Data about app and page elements
%%

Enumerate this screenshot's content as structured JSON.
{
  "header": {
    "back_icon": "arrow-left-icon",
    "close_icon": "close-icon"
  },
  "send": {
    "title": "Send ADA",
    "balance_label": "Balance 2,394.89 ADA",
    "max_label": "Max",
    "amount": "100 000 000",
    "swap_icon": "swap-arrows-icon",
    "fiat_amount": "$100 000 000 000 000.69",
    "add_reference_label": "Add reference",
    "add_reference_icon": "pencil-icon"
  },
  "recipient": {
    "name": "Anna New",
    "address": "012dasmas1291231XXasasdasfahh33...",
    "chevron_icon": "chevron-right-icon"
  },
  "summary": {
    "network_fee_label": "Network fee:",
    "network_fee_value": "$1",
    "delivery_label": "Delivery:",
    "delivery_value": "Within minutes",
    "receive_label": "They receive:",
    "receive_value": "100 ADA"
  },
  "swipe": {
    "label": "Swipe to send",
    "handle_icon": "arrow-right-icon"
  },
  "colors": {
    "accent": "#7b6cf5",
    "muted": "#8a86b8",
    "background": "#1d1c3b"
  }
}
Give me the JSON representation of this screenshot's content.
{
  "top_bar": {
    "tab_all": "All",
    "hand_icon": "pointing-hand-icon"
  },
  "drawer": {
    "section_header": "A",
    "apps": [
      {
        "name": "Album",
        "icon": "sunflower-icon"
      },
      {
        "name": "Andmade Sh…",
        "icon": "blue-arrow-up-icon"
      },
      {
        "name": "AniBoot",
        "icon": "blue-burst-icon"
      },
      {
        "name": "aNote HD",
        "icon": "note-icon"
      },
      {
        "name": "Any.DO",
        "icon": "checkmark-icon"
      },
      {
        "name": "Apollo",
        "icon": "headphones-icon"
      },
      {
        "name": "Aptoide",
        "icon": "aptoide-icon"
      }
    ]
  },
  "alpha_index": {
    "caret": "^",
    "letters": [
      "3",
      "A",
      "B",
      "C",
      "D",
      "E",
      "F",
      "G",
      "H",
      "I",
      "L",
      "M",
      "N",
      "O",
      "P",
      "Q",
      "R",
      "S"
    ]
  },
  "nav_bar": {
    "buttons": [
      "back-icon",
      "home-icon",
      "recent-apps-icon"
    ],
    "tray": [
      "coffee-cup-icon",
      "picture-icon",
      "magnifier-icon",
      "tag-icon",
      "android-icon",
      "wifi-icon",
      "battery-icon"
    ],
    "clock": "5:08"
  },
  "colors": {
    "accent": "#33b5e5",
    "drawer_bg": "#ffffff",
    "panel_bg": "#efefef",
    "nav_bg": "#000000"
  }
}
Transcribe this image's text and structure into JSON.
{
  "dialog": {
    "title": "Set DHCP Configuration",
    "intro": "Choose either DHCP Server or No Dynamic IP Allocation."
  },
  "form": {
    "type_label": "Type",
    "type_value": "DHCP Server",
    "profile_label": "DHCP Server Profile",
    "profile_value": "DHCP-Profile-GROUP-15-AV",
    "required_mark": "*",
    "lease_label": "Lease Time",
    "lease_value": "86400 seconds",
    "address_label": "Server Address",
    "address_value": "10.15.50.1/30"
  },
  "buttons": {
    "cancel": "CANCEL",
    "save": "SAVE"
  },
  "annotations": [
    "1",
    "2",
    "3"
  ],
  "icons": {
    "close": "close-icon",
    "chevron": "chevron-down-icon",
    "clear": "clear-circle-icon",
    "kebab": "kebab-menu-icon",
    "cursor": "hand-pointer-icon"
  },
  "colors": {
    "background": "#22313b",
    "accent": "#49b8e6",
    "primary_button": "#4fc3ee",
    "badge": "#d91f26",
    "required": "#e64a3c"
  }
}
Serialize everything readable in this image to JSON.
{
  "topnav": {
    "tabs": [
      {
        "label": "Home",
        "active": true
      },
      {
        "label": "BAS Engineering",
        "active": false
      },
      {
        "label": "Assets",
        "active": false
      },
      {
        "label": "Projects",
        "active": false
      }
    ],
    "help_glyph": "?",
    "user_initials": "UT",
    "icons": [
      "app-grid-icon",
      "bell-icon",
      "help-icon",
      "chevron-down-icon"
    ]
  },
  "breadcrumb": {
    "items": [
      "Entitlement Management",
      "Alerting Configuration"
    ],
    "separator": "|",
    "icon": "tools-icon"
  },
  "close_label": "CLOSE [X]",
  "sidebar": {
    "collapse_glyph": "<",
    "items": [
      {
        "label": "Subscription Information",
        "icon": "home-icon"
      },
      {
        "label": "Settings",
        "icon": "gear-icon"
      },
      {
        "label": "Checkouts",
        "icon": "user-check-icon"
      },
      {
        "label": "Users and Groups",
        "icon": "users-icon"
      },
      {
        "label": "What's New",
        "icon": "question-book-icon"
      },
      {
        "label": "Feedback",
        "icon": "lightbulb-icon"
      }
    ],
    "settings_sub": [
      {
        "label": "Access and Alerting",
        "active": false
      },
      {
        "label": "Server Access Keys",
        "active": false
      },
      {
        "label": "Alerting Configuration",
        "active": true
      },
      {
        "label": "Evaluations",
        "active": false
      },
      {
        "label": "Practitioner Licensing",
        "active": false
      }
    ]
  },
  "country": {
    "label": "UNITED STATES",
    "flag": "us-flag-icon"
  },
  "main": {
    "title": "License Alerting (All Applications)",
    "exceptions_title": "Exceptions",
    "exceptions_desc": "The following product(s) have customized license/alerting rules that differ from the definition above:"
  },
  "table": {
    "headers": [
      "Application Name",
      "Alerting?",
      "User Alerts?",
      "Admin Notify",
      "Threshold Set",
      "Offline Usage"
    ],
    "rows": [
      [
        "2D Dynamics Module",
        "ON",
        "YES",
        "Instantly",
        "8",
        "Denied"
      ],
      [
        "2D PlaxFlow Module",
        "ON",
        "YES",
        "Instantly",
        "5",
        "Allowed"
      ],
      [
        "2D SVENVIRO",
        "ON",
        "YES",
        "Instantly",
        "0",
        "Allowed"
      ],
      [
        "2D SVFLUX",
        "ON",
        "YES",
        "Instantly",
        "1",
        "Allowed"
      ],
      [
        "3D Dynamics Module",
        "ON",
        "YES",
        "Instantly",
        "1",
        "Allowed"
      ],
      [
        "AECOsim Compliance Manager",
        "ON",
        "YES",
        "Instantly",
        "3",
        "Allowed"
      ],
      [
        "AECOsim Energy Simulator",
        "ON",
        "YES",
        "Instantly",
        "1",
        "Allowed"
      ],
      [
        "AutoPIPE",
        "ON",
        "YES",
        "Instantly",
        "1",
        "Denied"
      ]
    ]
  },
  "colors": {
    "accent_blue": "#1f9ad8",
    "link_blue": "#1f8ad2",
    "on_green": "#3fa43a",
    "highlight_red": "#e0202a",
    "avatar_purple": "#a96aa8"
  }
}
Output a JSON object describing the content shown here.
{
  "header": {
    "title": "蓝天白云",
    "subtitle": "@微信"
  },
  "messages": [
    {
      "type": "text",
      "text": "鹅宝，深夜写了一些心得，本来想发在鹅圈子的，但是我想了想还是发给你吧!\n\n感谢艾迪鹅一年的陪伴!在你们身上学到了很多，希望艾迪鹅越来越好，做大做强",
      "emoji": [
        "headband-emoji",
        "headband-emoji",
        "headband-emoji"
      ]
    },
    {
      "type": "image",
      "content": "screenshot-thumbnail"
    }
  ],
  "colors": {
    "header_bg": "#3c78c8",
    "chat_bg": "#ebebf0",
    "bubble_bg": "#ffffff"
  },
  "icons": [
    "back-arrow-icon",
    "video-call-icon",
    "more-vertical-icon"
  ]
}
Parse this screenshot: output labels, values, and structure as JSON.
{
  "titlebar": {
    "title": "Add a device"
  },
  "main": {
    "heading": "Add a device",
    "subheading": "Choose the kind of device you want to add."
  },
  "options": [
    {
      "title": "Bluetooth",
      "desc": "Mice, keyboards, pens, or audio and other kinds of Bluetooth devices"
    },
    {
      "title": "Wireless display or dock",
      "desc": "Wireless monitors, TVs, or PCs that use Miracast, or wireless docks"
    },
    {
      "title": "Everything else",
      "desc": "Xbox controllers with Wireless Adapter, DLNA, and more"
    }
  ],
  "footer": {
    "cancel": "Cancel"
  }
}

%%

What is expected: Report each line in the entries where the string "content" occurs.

Exercise answer:
Enumerate this screenshot's content as structured JSON.
Give me the JSON representation of this screenshot's content.
Output a JSON object describing the content shown here.
      "content": "screenshot-thumbnail"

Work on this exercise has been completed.